[Start of section]

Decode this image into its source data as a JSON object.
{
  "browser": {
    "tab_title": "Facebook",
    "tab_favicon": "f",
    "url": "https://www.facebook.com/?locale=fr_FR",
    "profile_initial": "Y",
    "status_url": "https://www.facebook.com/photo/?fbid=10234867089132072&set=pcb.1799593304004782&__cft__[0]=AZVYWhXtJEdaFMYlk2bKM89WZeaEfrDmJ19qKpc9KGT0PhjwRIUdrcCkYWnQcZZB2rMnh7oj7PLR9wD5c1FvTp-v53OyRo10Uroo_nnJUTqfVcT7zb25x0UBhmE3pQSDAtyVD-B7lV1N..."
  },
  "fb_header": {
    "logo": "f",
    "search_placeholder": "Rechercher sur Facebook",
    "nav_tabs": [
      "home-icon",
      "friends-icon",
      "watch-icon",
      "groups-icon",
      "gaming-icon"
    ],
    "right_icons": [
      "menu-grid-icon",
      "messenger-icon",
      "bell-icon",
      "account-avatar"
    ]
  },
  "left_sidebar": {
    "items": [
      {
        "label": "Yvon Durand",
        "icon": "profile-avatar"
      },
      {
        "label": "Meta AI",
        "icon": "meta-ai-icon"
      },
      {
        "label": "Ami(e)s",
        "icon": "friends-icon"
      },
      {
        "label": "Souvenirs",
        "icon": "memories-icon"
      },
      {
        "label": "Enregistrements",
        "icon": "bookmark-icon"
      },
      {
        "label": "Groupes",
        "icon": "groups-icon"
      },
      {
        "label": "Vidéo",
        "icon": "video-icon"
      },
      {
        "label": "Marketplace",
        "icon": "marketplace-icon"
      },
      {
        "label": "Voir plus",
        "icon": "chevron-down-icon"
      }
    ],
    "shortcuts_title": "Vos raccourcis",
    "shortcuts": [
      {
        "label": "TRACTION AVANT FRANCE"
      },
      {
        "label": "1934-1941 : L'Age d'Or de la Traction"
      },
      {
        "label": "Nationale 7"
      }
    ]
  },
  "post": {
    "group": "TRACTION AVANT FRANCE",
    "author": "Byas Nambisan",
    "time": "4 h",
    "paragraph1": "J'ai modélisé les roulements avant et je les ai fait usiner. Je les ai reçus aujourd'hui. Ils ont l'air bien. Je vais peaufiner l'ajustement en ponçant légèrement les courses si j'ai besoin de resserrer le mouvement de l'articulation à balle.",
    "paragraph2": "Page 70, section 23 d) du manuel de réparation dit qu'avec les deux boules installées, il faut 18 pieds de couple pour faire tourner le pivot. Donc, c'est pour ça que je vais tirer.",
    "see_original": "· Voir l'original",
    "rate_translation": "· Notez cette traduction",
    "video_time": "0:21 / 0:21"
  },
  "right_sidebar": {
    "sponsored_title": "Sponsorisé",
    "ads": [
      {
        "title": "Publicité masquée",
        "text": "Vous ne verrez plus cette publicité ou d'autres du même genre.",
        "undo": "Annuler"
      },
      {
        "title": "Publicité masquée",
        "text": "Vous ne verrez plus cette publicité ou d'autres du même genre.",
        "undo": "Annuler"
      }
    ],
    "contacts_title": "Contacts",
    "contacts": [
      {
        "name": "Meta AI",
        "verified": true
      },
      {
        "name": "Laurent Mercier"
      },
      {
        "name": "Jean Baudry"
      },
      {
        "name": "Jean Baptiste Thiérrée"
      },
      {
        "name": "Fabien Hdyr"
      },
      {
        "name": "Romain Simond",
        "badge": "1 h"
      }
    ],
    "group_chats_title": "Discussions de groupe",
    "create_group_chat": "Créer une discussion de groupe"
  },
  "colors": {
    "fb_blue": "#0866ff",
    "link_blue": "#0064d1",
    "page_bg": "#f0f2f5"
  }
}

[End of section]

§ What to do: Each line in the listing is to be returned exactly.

§ Written answer:
Decode this image into its source data as a JSON object.
{
  "browser": {
    "tab_title": "Facebook",
    "tab_favicon": "f",
    "url": "https://www.facebook.com/?locale=fr_FR",
    "profile_initial": "Y",
    "status_url": "https://www.facebook.com/photo/?fbid=10234867089132072&set=pcb.1799593304004782&__cft__[0]=AZVYWhXtJEdaFMYlk2bKM89WZeaEfrDmJ19qKpc9KGT0PhjwRIUdrcCkYWnQcZZB2rMnh7oj7PLR9wD5c1FvTp-v53OyRo10Uroo_nnJUTqfVcT7zb25x0UBhmE3pQSDAtyVD-B7lV1N..."
  },
  "fb_header": {
    "logo": "f",
    "search_placeholder": "Rechercher sur Facebook",
    "nav_tabs": [
      "home-icon",
      "friends-icon",
      "watch-icon",
      "groups-icon",
      "gaming-icon"
    ],
    "right_icons": [
      "menu-grid-icon",
      "messenger-icon",
      "bell-icon",
      "account-avatar"
    ]
  },
  "left_sidebar": {
    "items": [
      {
        "label": "Yvon Durand",
        "icon": "profile-avatar"
      },
      {
        "label": "Meta AI",
        "icon": "meta-ai-icon"
      },
      {
        "label": "Ami(e)s",
        "icon": "friends-icon"
      },
      {
        "label": "Souvenirs",
        "icon": "memories-icon"
      },
      {
        "label": "Enregistrements",
        "icon": "bookmark-icon"
      },
      {
        "label": "Groupes",
        "icon": "groups-icon"
      },
      {
        "label": "Vidéo",
        "icon": "video-icon"
      },
      {
        "label": "Marketplace",
        "icon": "marketplace-icon"
      },
      {
        "label": "Voir plus",
        "icon": "chevron-down-icon"
      }
    ],
    "shortcuts_title": "Vos raccourcis",
    "shortcuts": [
      {
        "label": "TRACTION AVANT FRANCE"
      },
      {
        "label": "1934-1941 : L'Age d'Or de la Traction"
      },
      {
        "label": "Nationale 7"
      }
    ]
  },
  "post": {
    "group": "TRACTION AVANT FRANCE",
    "author": "Byas Nambisan",
    "time": "4 h",
    "paragraph1": "J'ai modélisé les roulements avant et je les ai fait usiner. Je les ai reçus aujourd'hui. Ils ont l'air bien. Je vais peaufiner l'ajustement en ponçant légèrement les courses si j'ai besoin de resserrer le mouvement de l'articulation à balle.",
    "paragraph2": "Page 70, section 23 d) du manuel de réparation dit qu'avec les deux boules installées, il faut 18 pieds de couple pour faire tourner le pivot. Donc, c'est pour ça que je vais tirer.",
    "see_original": "· Voir l'original",
    "rate_translation": "· Notez cette traduction",
    "video_time": "0:21 / 0:21"
  },
  "right_sidebar": {
    "sponsored_title": "Sponsorisé",
    "ads": [
      {
        "title": "Publicité masquée",
        "text": "Vous ne verrez plus cette publicité ou d'autres du même genre.",
        "undo": "Annuler"
      },
      {
        "title": "Publicité masquée",
        "text": "Vous ne verrez plus cette publicité ou d'autres du même genre.",
        "undo": "Annuler"
      }
    ],
    "contacts_title": "Contacts",
    "contacts": [
      {
        "name": "Meta AI",
        "verified": true
      },
      {
        "name": "Laurent Mercier"
      },
      {
        "name": "Jean Baudry"
      },
      {
        "name": "Jean Baptiste Thiérrée"
      },
      {
        "name": "Fabien Hdyr"
      },
      {
        "name": "Romain Simond",
        "badge": "1 h"
      }
    ],
    "group_chats_title": "Discussions de groupe",
    "create_group_chat": "Créer une discussion de groupe"
  },
  "colors": {
    "fb_blue": "#0866ff",
    "link_blue": "#0064d1",
    "page_bg": "#f0f2f5"
  }
}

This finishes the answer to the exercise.